Real-Life Fashion Editors on Madame Alexander's Fashion-Editor Dolls

Couture doll maker Beatrice Alexander Behrman is long gone, but her cheeky spirit lives on at her Harlem doll factory, Madame Alexander. We were recently notified of additions to the company's collection of so-called fashion-editor dolls, pictured above, which prompted us to check in with some real-life fashion editors for a reality check. After the jump, Linda Wells, editor-in-chief of Allure, Eva Hughes, editor-in-chief of Vogue Latin America, and Cleo Glyde, style director of Marie Claire present their reviews.

Do real fashion editors look like or dress like these dolls to go to work?
LW: Imagine the crush in the Condé Nast elevators! The headaches KCD would have seating fashion shows! It's an Aaron Spelling–Nolan Miller fantasy. Reality is so much drearier than this.
EH: When I was growing up, this is how I thought a fashion editor would dress to go to work. Although it is not what I wear to work or what a modern fashion editor wears, it is very representative of what a Latin American woman wants to look like: elegant, sophisticated, classy.
CG: This is the deliciously retro George Cukor version — Park Avenue does Seventh Avenue by way of Le Cirque. These gals are declaring their next fashion epiphany over Grey Goose martinis, not hunching over a Mac.

So when would fashion editors dress like this?
LW: At the apocalypse? If Scarlett O'Hara was editor-at-large? I do sense a little Karl Lagerfeld around the collar and bolo tie of Alexandra (Alex) Fairchild Ford, spawn of John Fairchild and Eileen Ford. Sofia Cruz looks as if she's double booked for the evening: a service at Frank E. Campbell followed by the CFDA awards. Sienna Evans is angling to be photographed by Bill Cunningham at the Conservancy Garden lunch.
EH: The dolls are perfect, but not to go to work. I cannot imagine the first doll reviewing layouts in that dress!
CG: When urban vampire black and the trapeze line is out and the Wasp waist revolution returns or someone invents a time machine or they date a throwback billionaire who gives them an open-ended couture account. It's high camp, not realism. Could you imagine a Madame Alexander in an avant-garde Japanese sweater with three sleeves?

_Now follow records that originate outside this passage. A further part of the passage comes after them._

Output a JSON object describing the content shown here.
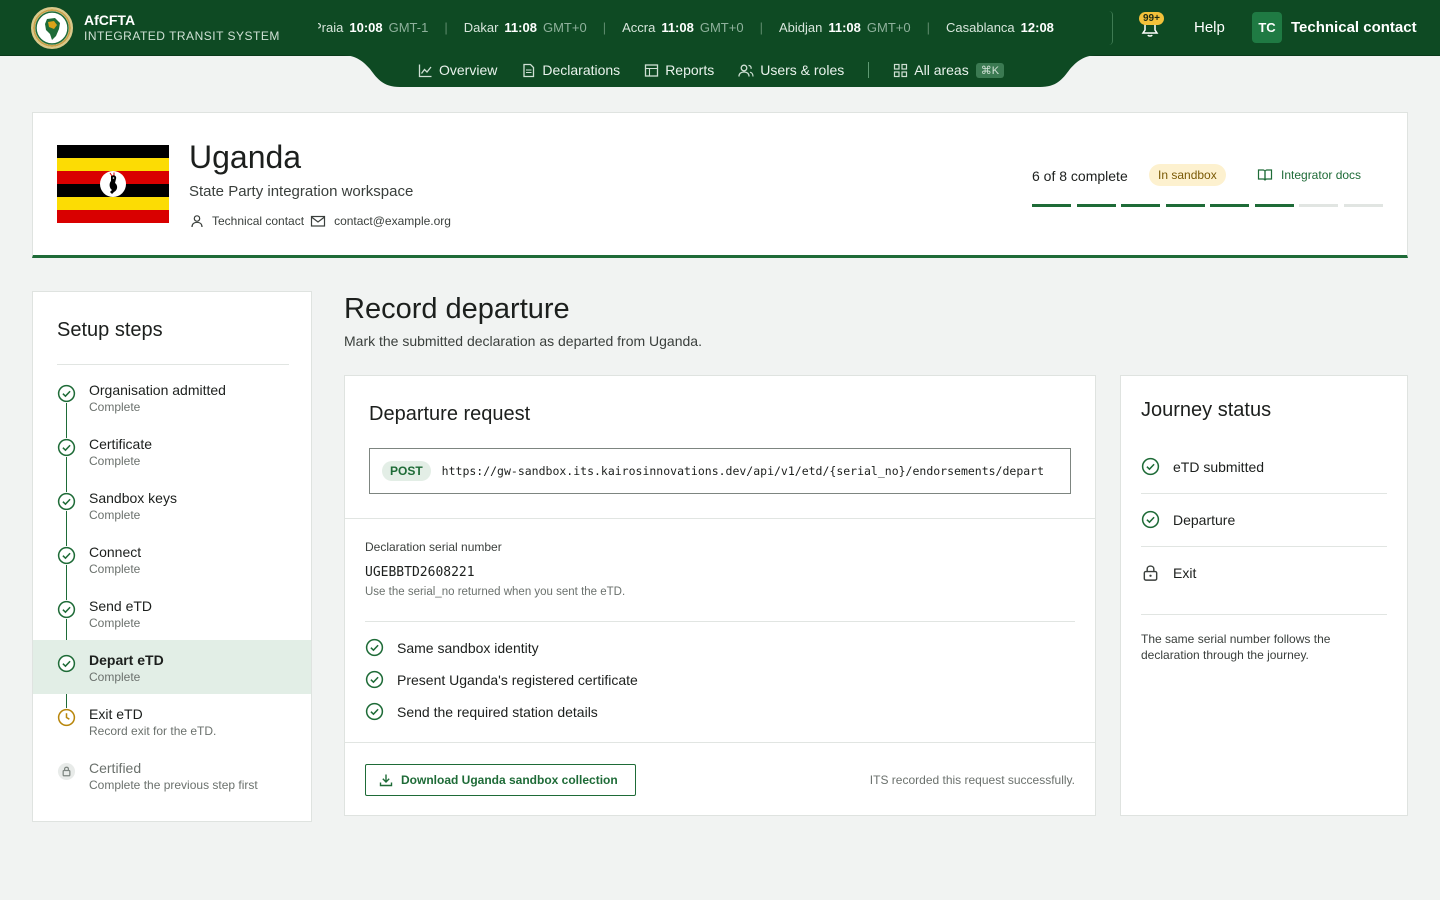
{
  "brand": {
    "name": "AfCFTA",
    "subtitle": "INTEGRATED TRANSIT SYSTEM",
    "logo_text": "AfCFTA"
  },
  "clocks": [
    {
      "city": "Praia",
      "time": "10:08",
      "gmt": "GMT-1"
    },
    {
      "city": "Dakar",
      "time": "11:08",
      "gmt": "GMT+0"
    },
    {
      "city": "Accra",
      "time": "11:08",
      "gmt": "GMT+0"
    },
    {
      "city": "Abidjan",
      "time": "11:08",
      "gmt": "GMT+0"
    },
    {
      "city": "Casablanca",
      "time": "12:08",
      "gmt": ""
    }
  ],
  "header": {
    "notifications_badge": "99+",
    "help_label": "Help",
    "avatar_initials": "TC",
    "user_name": "Technical contact"
  },
  "nav": {
    "items": [
      {
        "label": "Overview",
        "icon": "chart-line-icon"
      },
      {
        "label": "Declarations",
        "icon": "document-icon"
      },
      {
        "label": "Reports",
        "icon": "table-icon"
      },
      {
        "label": "Users & roles",
        "icon": "users-icon"
      }
    ],
    "all_areas_label": "All areas",
    "all_areas_shortcut": "⌘K"
  },
  "country": {
    "name": "Uganda",
    "subtitle": "State Party integration workspace",
    "contact_name": "Technical contact",
    "contact_email": "contact@example.org",
    "progress_text": "6 of 8 complete",
    "progress_completed": 6,
    "progress_total": 8,
    "sandbox_label": "In sandbox",
    "docs_label": "Integrator docs"
  },
  "sidebar": {
    "title": "Setup steps",
    "steps": [
      {
        "name": "Organisation admitted",
        "state": "Complete",
        "status": "done"
      },
      {
        "name": "Certificate",
        "state": "Complete",
        "status": "done"
      },
      {
        "name": "Sandbox keys",
        "state": "Complete",
        "status": "done"
      },
      {
        "name": "Connect",
        "state": "Complete",
        "status": "done"
      },
      {
        "name": "Send eTD",
        "state": "Complete",
        "status": "done"
      },
      {
        "name": "Depart eTD",
        "state": "Complete",
        "status": "done"
      },
      {
        "name": "Exit eTD",
        "state": "Record exit for the eTD.",
        "status": "pending"
      },
      {
        "name": "Certified",
        "state": "Complete the previous step first",
        "status": "locked"
      }
    ]
  },
  "main": {
    "title": "Record departure",
    "subtitle": "Mark the submitted declaration as departed from Uganda.",
    "request": {
      "title": "Departure request",
      "method": "POST",
      "url": "https://gw-sandbox.its.kairosinnovations.dev/api/v1/etd/{serial_no}/endorsements/depart",
      "field_label": "Declaration serial number",
      "field_value": "UGEBBTD2608221",
      "field_hint": "Use the serial_no returned when you sent the eTD.",
      "checks": [
        "Same sandbox identity",
        "Present Uganda's registered certificate",
        "Send the required station details"
      ],
      "download_label": "Download Uganda sandbox collection",
      "status_message": "ITS recorded this request successfully."
    }
  },
  "journey": {
    "title": "Journey status",
    "items": [
      {
        "label": "eTD submitted",
        "status": "done"
      },
      {
        "label": "Departure",
        "status": "done"
      },
      {
        "label": "Exit",
        "status": "locked"
      }
    ],
    "note": "The same serial number follows the declaration through the journey."
  },
  "colors": {
    "brand_green": "#0e4a23",
    "accent_green": "#1e6b37",
    "pending_gold": "#b8860b",
    "sandbox_bg": "#fdf1cf"
  }
}
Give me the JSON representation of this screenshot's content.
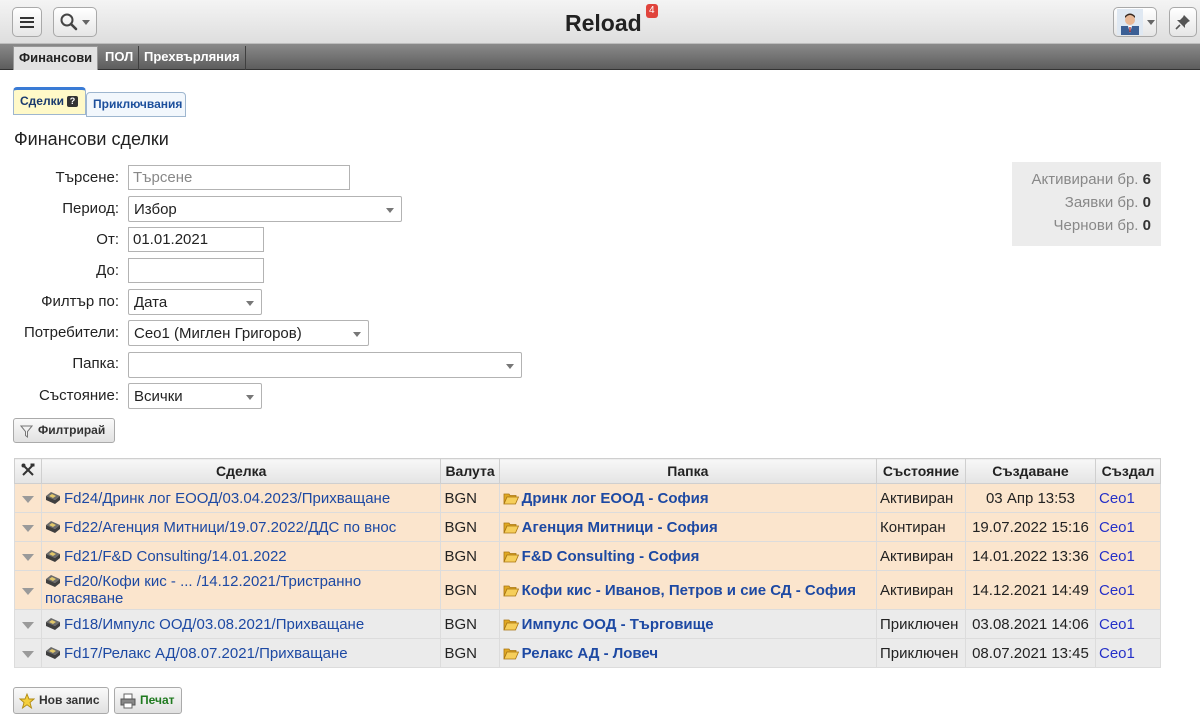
{
  "header": {
    "title": "Reload",
    "notification_count": "4"
  },
  "menu": [
    "Финансови",
    "ПОЛ",
    "Прехвърляния"
  ],
  "tabs": [
    {
      "label": "Сделки",
      "help": "?"
    },
    {
      "label": "Приключвания"
    }
  ],
  "page_title": "Финансови сделки",
  "form": {
    "search_label": "Търсене:",
    "search_placeholder": "Търсене",
    "period_label": "Период:",
    "period_value": "Избор",
    "from_label": "От:",
    "from_value": "01.01.2021",
    "to_label": "До:",
    "to_value": "",
    "filterby_label": "Филтър по:",
    "filterby_value": "Дата",
    "users_label": "Потребители:",
    "users_value": "Сео1 (Миглен Григоров)",
    "folder_label": "Папка:",
    "folder_value": "",
    "status_label": "Състояние:",
    "status_value": "Всички",
    "filter_button": "Филтрирай"
  },
  "stats": [
    {
      "label": "Активирани бр.",
      "value": "6"
    },
    {
      "label": "Заявки бр.",
      "value": "0"
    },
    {
      "label": "Чернови бр.",
      "value": "0"
    }
  ],
  "table": {
    "headers": [
      "Сделка",
      "Валута",
      "Папка",
      "Състояние",
      "Създаване",
      "Създал"
    ],
    "rows": [
      {
        "deal": "Fd24/Дринк лог ЕООД/03.04.2023/Прихващане",
        "currency": "BGN",
        "folder": "Дринк лог ЕООД - София",
        "status": "Активиран",
        "created": "03 Апр 13:53",
        "creator": "Сео1"
      },
      {
        "deal": "Fd22/Агенция Митници/19.07.2022/ДДС по внос",
        "currency": "BGN",
        "folder": "Агенция Митници - София",
        "status": "Контиран",
        "created": "19.07.2022 15:16",
        "creator": "Сео1"
      },
      {
        "deal": "Fd21/F&D Consulting/14.01.2022",
        "currency": "BGN",
        "folder": "F&D Consulting - София",
        "status": "Активиран",
        "created": "14.01.2022 13:36",
        "creator": "Сео1"
      },
      {
        "deal": "Fd20/Кофи кис - ... /14.12.2021/Тристранно погасяване",
        "currency": "BGN",
        "folder": "Кофи кис - Иванов, Петров и сие СД - София",
        "status": "Активиран",
        "created": "14.12.2021 14:49",
        "creator": "Сео1"
      },
      {
        "deal": "Fd18/Импулс ООД/03.08.2021/Прихващане",
        "currency": "BGN",
        "folder": "Импулс ООД - Търговище",
        "status": "Приключен",
        "created": "03.08.2021 14:06",
        "creator": "Сео1"
      },
      {
        "deal": "Fd17/Релакс АД/08.07.2021/Прихващане",
        "currency": "BGN",
        "folder": "Релакс АД - Ловеч",
        "status": "Приключен",
        "created": "08.07.2021 13:45",
        "creator": "Сео1"
      }
    ]
  },
  "buttons": {
    "new": "Нов запис",
    "print": "Печат"
  }
}
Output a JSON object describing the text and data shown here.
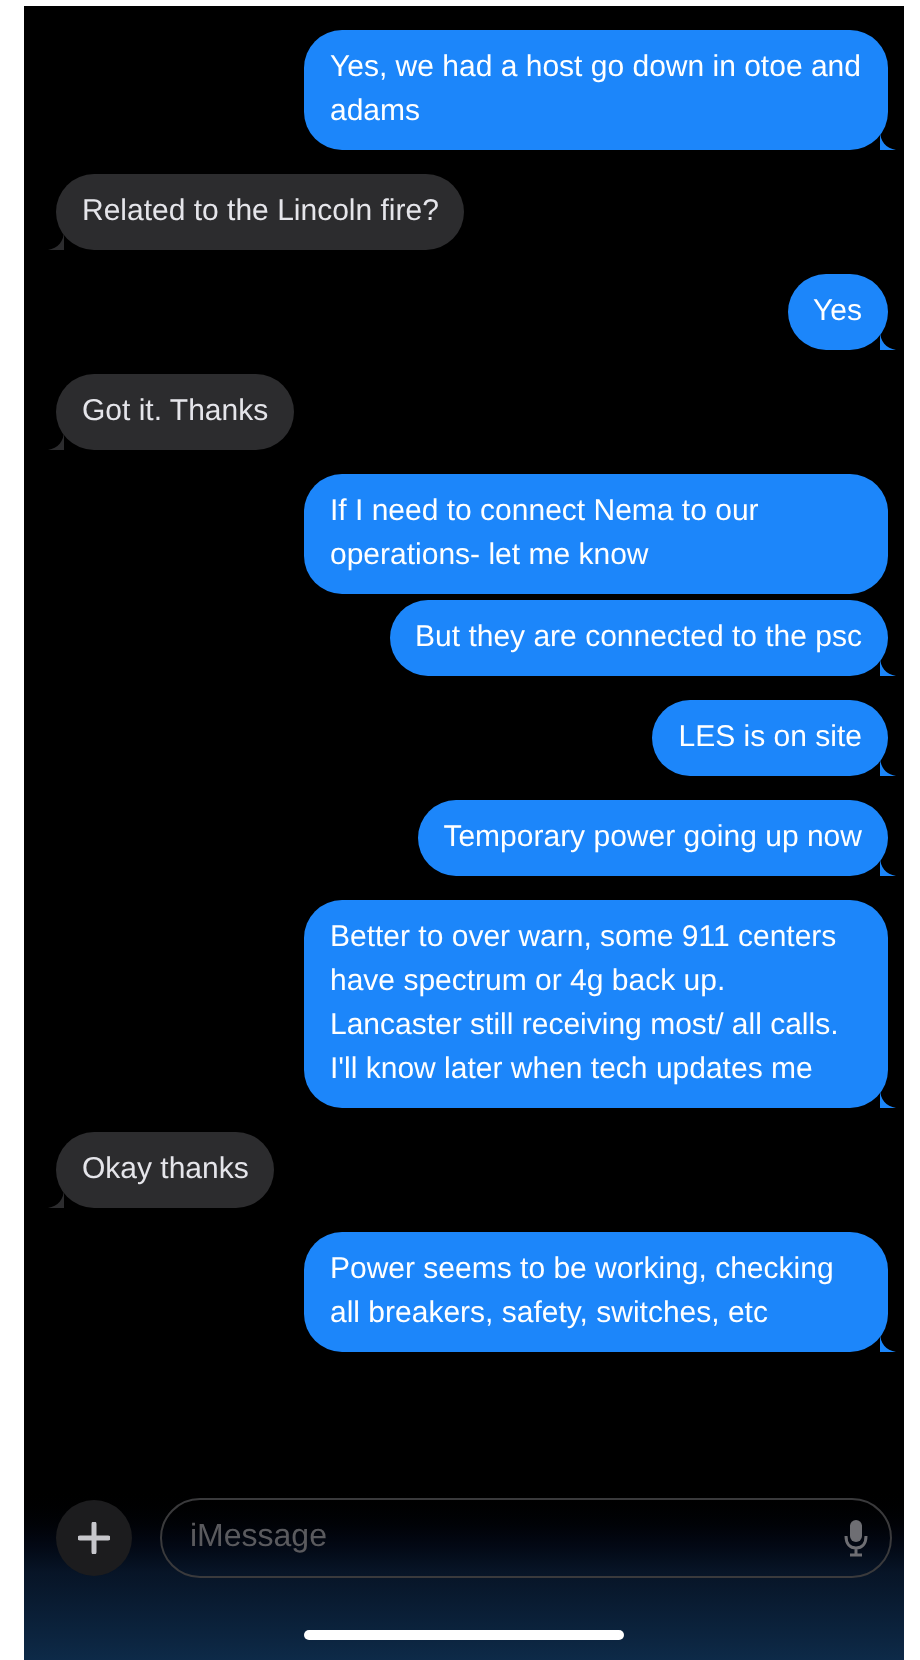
{
  "messages": [
    {
      "kind": "sent",
      "text": "Yes, we had a host go down in otoe and adams",
      "tail": true
    },
    {
      "kind": "received",
      "text": "Related to the Lincoln fire?",
      "tail": true
    },
    {
      "kind": "sent",
      "text": "Yes",
      "tail": true
    },
    {
      "kind": "received",
      "text": "Got it. Thanks",
      "tail": true
    },
    {
      "kind": "sent",
      "text": "If I need to connect Nema to our operations- let me know",
      "tail": false
    },
    {
      "kind": "sent",
      "text": "But they are connected to the psc",
      "tail": true
    },
    {
      "kind": "sent",
      "text": "LES is on site",
      "tail": true
    },
    {
      "kind": "sent",
      "text": "Temporary power going up now",
      "tail": true
    },
    {
      "kind": "sent",
      "text": "Better to over warn, some 911 centers have spectrum or 4g back up. Lancaster still receiving most/ all calls. I'll know later when tech updates me",
      "tail": true
    },
    {
      "kind": "received",
      "text": "Okay thanks",
      "tail": true
    },
    {
      "kind": "sent",
      "text": "Power seems to be working, checking all breakers, safety, switches, etc",
      "tail": true
    }
  ],
  "composer": {
    "placeholder": "iMessage"
  }
}
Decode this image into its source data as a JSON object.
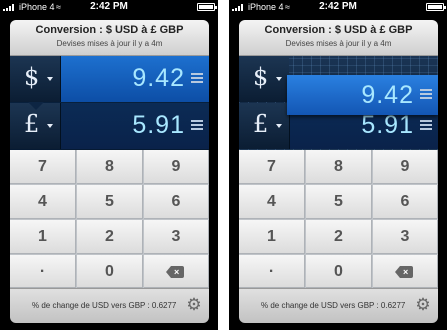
{
  "screens": [
    {
      "status": {
        "carrier": "iPhone 4",
        "time": "2:42 PM"
      },
      "header": {
        "title": "Conversion : $ USD à £ GBP",
        "subtitle": "Devises mises à jour il y a 4m"
      },
      "rows": [
        {
          "currency_symbol": "$",
          "value": "9.42"
        },
        {
          "currency_symbol": "£",
          "value": "5.91"
        }
      ],
      "keypad": {
        "keys": [
          "7",
          "8",
          "9",
          "4",
          "5",
          "6",
          "1",
          "2",
          "3",
          "·",
          "0"
        ],
        "delete_icon": "backspace-icon"
      },
      "footer": {
        "rate_text": "% de change de USD vers GBP : 0.6277",
        "settings_icon": "gear-icon"
      }
    },
    {
      "status": {
        "carrier": "iPhone 4",
        "time": "2:42 PM"
      },
      "header": {
        "title": "Conversion : $ USD à £ GBP",
        "subtitle": "Devises mises à jour il y a 4m"
      },
      "rows": [
        {
          "currency_symbol": "$",
          "value": "9.42"
        },
        {
          "currency_symbol": "£",
          "value": "5.91"
        }
      ],
      "keypad": {
        "keys": [
          "7",
          "8",
          "9",
          "4",
          "5",
          "6",
          "1",
          "2",
          "3",
          "·",
          "0"
        ],
        "delete_icon": "backspace-icon"
      },
      "footer": {
        "rate_text": "% de change de USD vers GBP : 0.6277",
        "settings_icon": "gear-icon"
      }
    }
  ],
  "colors": {
    "accent_blue": "#1d70cf",
    "digit_color": "#a8e7ff",
    "panel_dark": "#0a2544"
  }
}
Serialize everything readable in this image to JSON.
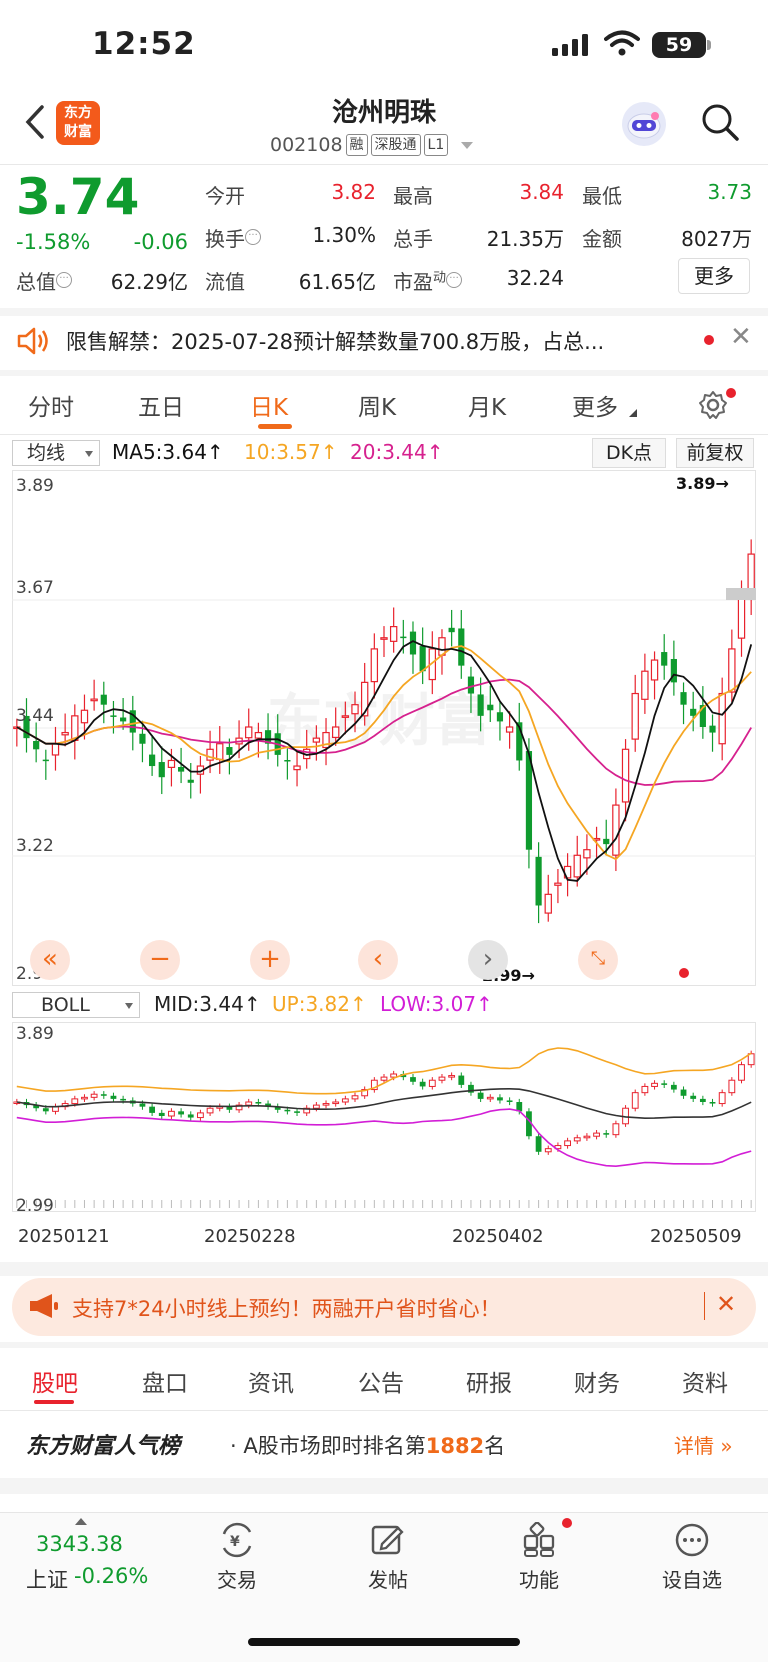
{
  "status": {
    "time": "12:52",
    "battery": "59"
  },
  "header": {
    "logo_line1": "东方",
    "logo_line2": "财富",
    "title": "沧州明珠",
    "code": "002108",
    "tags": [
      "融",
      "深股通",
      "L1"
    ]
  },
  "quote": {
    "price": "3.74",
    "pct": "-1.58%",
    "change": "-0.06",
    "rows": [
      [
        {
          "label": "今开",
          "value": "3.82",
          "color": "red"
        },
        {
          "label": "最高",
          "value": "3.84",
          "color": "red"
        },
        {
          "label": "最低",
          "value": "3.73",
          "color": "green"
        }
      ],
      [
        {
          "label": "换手",
          "value": "1.30%",
          "color": "dark"
        },
        {
          "label": "总手",
          "value": "21.35万",
          "color": "dark"
        },
        {
          "label": "金额",
          "value": "8027万",
          "color": "dark"
        }
      ],
      [
        {
          "label": "总值",
          "value": "62.29亿",
          "color": "dark"
        },
        {
          "label": "流值",
          "value": "61.65亿",
          "color": "dark"
        },
        {
          "label": "市盈",
          "value": "32.24",
          "color": "dark"
        }
      ]
    ],
    "pe_superscript": "动",
    "more_label": "更多"
  },
  "notice": {
    "text": "限售解禁：2025-07-28预计解禁数量700.8万股，占总..."
  },
  "chart_tabs": [
    "分时",
    "五日",
    "日K",
    "周K",
    "月K",
    "更多"
  ],
  "active_chart_tab": "日K",
  "ma_bar": {
    "selector": "均线",
    "ma5": "MA5:3.64↑",
    "ma10": "10:3.57↑",
    "ma20": "20:3.44↑",
    "dk_label": "DK点",
    "adjust_label": "前复权"
  },
  "kline": {
    "y_labels": [
      "3.89",
      "3.67",
      "3.44",
      "3.22",
      "2.99"
    ],
    "high_marker": "3.89→",
    "low_marker": "2.99→",
    "watermark": "东方财富"
  },
  "boll_bar": {
    "selector": "BOLL",
    "mid": "MID:3.44↑",
    "up": "UP:3.82↑",
    "low": "LOW:3.07↑",
    "y_top": "3.89",
    "y_bottom": "2.99"
  },
  "dates": [
    "20250121",
    "20250228",
    "20250402",
    "20250509"
  ],
  "promo": {
    "text": "支持7*24小时线上预约！两融开户省时省心！"
  },
  "bottom_tabs": [
    "股吧",
    "盘口",
    "资讯",
    "公告",
    "研报",
    "财务",
    "资料"
  ],
  "rank": {
    "brand": "东方财富人气榜",
    "prefix": "· A股市场即时排名第",
    "number": "1882",
    "suffix": "名",
    "detail": "详情"
  },
  "nav": {
    "index_value": "3343.38",
    "index_name": "上证",
    "index_change": "-0.26%",
    "items": [
      "交易",
      "发帖",
      "功能",
      "设自选"
    ]
  },
  "colors": {
    "up": "#e8222d",
    "down": "#0f9b2e",
    "accent": "#f06a1a",
    "ma5": "#111111",
    "ma10": "#f5a623",
    "ma20": "#d6218e"
  }
}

What do you think of these dolls? Would you buy one?
LW: These dolls are pure inspiration for all of us who live in Prada and Balenciaga. I'm ordering in bulk.
CG: I had one for years, but my guests kept putting her in obscene poses. If I was going to John Waters's Super Bowl party, I would buy one in a heartbeat. —Susan Avery